- THE INPUT:
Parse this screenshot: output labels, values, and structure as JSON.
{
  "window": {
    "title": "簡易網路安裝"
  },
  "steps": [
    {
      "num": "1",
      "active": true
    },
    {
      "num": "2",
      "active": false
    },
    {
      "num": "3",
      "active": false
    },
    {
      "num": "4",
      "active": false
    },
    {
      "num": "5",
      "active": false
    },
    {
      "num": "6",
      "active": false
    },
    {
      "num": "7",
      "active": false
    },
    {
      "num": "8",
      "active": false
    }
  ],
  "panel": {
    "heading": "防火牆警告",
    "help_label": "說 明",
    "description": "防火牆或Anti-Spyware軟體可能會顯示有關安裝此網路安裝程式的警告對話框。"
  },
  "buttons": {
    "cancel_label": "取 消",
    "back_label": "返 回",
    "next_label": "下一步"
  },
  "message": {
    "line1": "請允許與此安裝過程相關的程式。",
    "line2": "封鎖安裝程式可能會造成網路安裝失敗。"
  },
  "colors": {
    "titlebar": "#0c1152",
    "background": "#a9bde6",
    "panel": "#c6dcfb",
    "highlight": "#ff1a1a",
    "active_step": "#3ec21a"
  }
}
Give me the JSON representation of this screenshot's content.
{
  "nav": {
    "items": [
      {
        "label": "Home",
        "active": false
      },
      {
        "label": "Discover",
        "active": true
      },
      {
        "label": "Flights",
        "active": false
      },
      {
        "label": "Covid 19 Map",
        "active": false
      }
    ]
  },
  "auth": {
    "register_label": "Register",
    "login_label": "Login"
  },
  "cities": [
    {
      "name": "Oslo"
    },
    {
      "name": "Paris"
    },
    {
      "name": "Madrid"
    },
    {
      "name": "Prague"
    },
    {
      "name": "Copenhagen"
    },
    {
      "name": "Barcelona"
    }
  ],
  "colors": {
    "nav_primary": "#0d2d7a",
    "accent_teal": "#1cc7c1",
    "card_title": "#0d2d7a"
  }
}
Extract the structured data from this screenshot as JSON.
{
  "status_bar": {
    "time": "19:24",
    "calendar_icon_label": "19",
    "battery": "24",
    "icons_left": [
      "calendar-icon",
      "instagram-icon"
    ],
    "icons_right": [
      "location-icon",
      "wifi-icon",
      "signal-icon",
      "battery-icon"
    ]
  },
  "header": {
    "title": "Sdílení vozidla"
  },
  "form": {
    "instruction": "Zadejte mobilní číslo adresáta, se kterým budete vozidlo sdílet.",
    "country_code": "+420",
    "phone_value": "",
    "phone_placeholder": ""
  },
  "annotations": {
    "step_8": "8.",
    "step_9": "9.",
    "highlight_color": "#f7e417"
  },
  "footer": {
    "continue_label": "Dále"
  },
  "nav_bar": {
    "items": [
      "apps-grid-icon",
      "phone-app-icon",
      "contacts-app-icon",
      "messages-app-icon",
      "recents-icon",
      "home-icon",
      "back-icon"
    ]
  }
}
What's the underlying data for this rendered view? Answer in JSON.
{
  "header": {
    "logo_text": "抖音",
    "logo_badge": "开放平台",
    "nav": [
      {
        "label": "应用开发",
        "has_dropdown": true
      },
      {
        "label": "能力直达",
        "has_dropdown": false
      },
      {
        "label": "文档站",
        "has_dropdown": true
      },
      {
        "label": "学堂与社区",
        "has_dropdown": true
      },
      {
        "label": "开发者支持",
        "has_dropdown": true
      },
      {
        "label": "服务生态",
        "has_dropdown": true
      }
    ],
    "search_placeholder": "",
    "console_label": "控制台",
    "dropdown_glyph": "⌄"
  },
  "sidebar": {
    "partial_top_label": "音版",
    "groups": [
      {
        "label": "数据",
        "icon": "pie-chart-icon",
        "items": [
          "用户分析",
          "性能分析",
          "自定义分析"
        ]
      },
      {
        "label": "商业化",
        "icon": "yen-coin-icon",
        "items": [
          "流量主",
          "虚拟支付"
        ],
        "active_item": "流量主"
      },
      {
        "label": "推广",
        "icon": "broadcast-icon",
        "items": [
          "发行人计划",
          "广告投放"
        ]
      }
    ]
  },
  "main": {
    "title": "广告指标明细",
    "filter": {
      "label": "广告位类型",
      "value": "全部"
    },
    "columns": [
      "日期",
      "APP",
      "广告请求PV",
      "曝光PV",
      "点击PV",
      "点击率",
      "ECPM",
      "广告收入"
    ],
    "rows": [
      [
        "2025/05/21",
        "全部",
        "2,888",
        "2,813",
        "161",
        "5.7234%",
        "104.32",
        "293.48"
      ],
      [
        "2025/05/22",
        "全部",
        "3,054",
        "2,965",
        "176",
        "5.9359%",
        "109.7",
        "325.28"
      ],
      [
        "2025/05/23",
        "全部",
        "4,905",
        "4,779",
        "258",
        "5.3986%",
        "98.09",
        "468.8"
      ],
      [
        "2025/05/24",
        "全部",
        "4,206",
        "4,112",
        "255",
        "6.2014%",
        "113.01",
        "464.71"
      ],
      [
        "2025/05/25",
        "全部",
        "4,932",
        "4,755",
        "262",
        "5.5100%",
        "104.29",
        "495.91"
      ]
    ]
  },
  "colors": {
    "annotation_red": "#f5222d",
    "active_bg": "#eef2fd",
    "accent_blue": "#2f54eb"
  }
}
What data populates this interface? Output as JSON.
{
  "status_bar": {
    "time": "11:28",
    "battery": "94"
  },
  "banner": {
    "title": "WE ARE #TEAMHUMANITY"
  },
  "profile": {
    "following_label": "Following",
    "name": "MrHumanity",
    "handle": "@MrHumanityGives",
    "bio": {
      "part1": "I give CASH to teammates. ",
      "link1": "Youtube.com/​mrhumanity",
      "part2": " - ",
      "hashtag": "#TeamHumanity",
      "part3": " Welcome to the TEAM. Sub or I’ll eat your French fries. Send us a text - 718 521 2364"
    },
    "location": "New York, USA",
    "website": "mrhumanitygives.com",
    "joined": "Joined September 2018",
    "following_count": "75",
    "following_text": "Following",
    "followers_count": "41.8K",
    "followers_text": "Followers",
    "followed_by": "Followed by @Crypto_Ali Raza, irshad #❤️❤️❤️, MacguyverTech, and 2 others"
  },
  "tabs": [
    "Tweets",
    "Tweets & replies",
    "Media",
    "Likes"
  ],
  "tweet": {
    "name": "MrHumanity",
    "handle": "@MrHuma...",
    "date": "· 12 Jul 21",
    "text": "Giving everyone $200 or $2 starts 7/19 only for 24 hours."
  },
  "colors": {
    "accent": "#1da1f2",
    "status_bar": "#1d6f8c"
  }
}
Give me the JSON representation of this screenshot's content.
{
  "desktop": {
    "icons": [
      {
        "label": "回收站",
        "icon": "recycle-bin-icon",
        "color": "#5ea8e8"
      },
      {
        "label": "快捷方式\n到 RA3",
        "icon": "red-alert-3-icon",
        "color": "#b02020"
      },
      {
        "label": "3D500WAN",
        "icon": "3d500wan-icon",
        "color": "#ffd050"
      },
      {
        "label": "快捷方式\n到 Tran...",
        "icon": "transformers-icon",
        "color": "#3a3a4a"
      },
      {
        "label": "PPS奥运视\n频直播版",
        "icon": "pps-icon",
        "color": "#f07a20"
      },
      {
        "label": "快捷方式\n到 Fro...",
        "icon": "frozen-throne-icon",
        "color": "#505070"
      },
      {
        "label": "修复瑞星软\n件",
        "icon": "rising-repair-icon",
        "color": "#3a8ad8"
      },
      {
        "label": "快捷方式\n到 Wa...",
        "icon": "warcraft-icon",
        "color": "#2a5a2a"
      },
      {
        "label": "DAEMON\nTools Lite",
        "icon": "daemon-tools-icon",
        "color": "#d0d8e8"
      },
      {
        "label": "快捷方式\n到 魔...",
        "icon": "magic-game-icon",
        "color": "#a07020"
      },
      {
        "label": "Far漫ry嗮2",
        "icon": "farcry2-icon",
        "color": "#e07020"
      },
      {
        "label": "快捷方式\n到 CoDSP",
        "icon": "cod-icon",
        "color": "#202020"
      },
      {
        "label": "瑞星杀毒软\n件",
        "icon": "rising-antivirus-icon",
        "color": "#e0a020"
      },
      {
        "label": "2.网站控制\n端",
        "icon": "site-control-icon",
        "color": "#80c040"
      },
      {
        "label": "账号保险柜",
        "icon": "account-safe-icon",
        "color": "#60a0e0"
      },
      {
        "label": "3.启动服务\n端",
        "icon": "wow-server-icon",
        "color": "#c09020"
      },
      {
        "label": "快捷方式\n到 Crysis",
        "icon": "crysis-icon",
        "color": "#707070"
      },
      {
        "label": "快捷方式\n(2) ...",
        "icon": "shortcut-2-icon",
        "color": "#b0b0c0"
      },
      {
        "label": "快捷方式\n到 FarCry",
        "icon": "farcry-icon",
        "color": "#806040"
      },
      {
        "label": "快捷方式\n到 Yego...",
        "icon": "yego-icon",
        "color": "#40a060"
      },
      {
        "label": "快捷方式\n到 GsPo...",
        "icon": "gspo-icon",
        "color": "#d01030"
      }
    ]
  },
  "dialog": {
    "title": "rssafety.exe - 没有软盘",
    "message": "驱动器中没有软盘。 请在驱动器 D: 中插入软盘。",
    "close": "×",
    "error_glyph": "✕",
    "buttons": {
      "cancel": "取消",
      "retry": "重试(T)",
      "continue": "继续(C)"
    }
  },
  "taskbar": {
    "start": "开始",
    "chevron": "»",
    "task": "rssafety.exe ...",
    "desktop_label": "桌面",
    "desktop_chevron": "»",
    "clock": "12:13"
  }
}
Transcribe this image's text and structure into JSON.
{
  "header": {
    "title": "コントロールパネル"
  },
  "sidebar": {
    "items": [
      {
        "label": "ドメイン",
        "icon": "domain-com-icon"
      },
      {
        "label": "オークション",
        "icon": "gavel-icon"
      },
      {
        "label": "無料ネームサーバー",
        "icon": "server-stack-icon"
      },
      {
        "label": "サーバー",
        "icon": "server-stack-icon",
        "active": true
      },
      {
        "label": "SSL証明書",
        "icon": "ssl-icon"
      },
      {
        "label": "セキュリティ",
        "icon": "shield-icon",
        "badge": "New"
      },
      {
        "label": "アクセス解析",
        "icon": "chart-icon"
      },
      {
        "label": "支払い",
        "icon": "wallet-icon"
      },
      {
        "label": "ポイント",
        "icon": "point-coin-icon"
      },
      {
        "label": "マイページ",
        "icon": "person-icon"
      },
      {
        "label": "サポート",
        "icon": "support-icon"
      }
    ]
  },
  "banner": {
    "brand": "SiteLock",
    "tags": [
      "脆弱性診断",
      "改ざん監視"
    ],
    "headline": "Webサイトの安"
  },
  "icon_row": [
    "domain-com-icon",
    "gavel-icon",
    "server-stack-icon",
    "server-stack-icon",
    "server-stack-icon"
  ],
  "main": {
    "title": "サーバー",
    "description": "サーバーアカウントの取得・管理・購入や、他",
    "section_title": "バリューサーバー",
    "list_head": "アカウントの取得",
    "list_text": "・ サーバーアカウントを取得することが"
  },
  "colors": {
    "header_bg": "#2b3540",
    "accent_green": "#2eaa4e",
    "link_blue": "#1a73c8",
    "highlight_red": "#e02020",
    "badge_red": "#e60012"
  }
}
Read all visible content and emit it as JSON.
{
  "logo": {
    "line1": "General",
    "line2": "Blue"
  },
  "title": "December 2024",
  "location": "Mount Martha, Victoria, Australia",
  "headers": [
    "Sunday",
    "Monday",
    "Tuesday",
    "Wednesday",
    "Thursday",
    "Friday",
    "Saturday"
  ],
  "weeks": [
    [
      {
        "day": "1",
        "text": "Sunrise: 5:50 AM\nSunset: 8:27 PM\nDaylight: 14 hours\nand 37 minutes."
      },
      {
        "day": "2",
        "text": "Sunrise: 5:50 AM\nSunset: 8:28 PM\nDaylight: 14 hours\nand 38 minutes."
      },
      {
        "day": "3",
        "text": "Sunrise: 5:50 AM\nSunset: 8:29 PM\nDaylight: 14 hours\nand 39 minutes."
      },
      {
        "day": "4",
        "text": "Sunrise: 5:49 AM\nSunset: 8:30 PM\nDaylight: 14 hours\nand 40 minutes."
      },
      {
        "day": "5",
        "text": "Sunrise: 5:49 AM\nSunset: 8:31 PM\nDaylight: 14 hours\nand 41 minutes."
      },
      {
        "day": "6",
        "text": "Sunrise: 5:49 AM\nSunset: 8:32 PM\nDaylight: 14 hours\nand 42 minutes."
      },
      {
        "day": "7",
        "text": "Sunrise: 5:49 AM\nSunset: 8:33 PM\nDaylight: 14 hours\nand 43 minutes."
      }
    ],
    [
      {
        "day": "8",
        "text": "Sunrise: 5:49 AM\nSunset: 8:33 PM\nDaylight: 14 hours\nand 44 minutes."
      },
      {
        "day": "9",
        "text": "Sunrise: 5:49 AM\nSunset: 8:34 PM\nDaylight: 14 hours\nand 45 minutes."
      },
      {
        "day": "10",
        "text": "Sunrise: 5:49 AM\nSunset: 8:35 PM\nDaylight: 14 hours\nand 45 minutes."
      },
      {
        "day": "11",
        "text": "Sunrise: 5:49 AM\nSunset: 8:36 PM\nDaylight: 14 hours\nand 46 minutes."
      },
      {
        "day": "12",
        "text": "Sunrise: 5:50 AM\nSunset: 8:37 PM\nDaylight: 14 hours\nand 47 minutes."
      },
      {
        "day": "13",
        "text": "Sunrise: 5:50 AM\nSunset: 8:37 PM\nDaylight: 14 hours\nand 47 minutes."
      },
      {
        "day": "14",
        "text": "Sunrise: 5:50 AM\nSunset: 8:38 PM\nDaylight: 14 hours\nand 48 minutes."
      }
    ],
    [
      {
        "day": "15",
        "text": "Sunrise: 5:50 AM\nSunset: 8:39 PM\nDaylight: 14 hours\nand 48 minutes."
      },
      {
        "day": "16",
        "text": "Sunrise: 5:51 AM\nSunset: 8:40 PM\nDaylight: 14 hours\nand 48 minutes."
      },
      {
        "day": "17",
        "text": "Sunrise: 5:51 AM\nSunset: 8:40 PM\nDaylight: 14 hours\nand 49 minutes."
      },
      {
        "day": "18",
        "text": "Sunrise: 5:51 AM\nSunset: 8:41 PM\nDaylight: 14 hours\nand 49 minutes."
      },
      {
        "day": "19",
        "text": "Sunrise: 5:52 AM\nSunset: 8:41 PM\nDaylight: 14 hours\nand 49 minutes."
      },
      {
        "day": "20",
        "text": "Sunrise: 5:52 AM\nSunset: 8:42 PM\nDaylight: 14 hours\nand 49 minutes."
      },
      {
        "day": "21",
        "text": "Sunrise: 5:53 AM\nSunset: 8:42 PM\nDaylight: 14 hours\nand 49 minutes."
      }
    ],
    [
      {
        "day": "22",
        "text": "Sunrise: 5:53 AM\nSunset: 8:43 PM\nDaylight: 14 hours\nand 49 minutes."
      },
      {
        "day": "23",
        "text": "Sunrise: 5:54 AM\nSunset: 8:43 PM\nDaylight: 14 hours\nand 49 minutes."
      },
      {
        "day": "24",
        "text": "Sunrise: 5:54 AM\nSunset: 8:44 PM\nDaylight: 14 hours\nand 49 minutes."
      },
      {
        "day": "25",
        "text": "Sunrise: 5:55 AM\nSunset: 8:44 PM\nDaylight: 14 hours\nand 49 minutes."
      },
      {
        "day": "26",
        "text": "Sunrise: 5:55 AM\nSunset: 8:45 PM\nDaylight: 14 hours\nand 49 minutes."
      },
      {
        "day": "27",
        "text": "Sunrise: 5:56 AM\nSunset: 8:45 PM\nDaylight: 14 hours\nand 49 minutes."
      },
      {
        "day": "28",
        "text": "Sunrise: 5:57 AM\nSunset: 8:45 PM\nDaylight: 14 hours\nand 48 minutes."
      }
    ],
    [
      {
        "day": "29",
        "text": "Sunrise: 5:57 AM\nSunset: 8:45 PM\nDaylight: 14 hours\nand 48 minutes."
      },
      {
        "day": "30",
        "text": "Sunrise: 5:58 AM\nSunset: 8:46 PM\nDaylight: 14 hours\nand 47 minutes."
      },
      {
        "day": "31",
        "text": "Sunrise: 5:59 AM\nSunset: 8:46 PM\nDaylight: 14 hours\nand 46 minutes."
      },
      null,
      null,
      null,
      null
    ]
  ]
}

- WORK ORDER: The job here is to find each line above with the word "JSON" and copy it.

- PROBLEM SOLUTION:
Parse this screenshot: output labels, values, and structure as JSON.
Give me the JSON representation of this screenshot's content.
Extract the structured data from this screenshot as JSON.
What's the underlying data for this rendered view? Answer in JSON.
What data populates this interface? Output as JSON.
Give me the JSON representation of this screenshot's content.
Transcribe this image's text and structure into JSON.
Read all visible content and emit it as JSON.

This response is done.